== Segment start ==

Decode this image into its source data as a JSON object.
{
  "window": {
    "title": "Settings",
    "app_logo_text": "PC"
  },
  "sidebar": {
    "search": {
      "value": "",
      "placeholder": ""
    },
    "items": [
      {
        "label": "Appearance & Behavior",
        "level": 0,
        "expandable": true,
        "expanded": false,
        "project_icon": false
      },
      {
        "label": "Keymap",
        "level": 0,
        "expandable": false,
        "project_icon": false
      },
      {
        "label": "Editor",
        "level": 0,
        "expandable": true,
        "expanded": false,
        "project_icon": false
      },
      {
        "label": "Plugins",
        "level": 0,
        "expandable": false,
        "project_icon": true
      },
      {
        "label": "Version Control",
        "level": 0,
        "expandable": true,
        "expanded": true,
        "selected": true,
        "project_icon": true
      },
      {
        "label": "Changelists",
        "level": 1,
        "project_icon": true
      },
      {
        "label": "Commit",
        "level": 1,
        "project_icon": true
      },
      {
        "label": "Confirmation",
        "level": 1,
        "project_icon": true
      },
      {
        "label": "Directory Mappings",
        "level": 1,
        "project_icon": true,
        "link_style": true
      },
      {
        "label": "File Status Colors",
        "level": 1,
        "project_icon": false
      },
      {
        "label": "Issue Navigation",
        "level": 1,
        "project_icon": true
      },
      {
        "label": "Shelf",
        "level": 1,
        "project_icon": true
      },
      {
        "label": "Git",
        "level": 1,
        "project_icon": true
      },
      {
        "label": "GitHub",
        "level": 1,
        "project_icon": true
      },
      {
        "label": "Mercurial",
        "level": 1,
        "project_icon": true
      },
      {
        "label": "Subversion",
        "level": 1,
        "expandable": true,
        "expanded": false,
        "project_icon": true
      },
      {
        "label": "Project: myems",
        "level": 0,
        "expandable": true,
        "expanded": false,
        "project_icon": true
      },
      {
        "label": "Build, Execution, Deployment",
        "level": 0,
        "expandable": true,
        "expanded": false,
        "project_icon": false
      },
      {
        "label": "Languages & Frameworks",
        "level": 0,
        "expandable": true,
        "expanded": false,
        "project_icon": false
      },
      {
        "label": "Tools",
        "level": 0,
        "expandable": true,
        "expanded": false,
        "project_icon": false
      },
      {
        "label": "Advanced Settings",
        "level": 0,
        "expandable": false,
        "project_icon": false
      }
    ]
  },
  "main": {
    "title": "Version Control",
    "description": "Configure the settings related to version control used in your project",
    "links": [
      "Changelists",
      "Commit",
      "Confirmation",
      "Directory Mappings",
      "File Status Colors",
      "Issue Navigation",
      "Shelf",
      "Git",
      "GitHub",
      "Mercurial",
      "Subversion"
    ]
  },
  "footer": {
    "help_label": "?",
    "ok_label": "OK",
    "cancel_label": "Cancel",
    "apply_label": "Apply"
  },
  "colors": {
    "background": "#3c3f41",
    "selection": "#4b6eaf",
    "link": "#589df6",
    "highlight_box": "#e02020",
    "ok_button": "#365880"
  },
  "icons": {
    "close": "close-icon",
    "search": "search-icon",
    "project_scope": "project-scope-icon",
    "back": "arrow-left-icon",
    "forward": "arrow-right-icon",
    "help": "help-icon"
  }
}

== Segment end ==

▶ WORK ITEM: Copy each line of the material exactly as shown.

▶ REPLY:
Decode this image into its source data as a JSON object.
{
  "window": {
    "title": "Settings",
    "app_logo_text": "PC"
  },
  "sidebar": {
    "search": {
      "value": "",
      "placeholder": ""
    },
    "items": [
      {
        "label": "Appearance & Behavior",
        "level": 0,
        "expandable": true,
        "expanded": false,
        "project_icon": false
      },
      {
        "label": "Keymap",
        "level": 0,
        "expandable": false,
        "project_icon": false
      },
      {
        "label": "Editor",
        "level": 0,
        "expandable": true,
        "expanded": false,
        "project_icon": false
      },
      {
        "label": "Plugins",
        "level": 0,
        "expandable": false,
        "project_icon": true
      },
      {
        "label": "Version Control",
        "level": 0,
        "expandable": true,
        "expanded": true,
        "selected": true,
        "project_icon": true
      },
      {
        "label": "Changelists",
        "level": 1,
        "project_icon": true
      },
      {
        "label": "Commit",
        "level": 1,
        "project_icon": true
      },
      {
        "label": "Confirmation",
        "level": 1,
        "project_icon": true
      },
      {
        "label": "Directory Mappings",
        "level": 1,
        "project_icon": true,
        "link_style": true
      },
      {
        "label": "File Status Colors",
        "level": 1,
        "project_icon": false
      },
      {
        "label": "Issue Navigation",
        "level": 1,
        "project_icon": true
      },
      {
        "label": "Shelf",
        "level": 1,
        "project_icon": true
      },
      {
        "label": "Git",
        "level": 1,
        "project_icon": true
      },
      {
        "label": "GitHub",
        "level": 1,
        "project_icon": true
      },
      {
        "label": "Mercurial",
        "level": 1,
        "project_icon": true
      },
      {
        "label": "Subversion",
        "level": 1,
        "expandable": true,
        "expanded": false,
        "project_icon": true
      },
      {
        "label": "Project: myems",
        "level": 0,
        "expandable": true,
        "expanded": false,
        "project_icon": true
      },
      {
        "label": "Build, Execution, Deployment",
        "level": 0,
        "expandable": true,
        "expanded": false,
        "project_icon": false
      },
      {
        "label": "Languages & Frameworks",
        "level": 0,
        "expandable": true,
        "expanded": false,
        "project_icon": false
      },
      {
        "label": "Tools",
        "level": 0,
        "expandable": true,
        "expanded": false,
        "project_icon": false
      },
      {
        "label": "Advanced Settings",
        "level": 0,
        "expandable": false,
        "project_icon": false
      }
    ]
  },
  "main": {
    "title": "Version Control",
    "description": "Configure the settings related to version control used in your project",
    "links": [
      "Changelists",
      "Commit",
      "Confirmation",
      "Directory Mappings",
      "File Status Colors",
      "Issue Navigation",
      "Shelf",
      "Git",
      "GitHub",
      "Mercurial",
      "Subversion"
    ]
  },
  "footer": {
    "help_label": "?",
    "ok_label": "OK",
    "cancel_label": "Cancel",
    "apply_label": "Apply"
  },
  "colors": {
    "background": "#3c3f41",
    "selection": "#4b6eaf",
    "link": "#589df6",
    "highlight_box": "#e02020",
    "ok_button": "#365880"
  },
  "icons": {
    "close": "close-icon",
    "search": "search-icon",
    "project_scope": "project-scope-icon",
    "back": "arrow-left-icon",
    "forward": "arrow-right-icon",
    "help": "help-icon"
  }
}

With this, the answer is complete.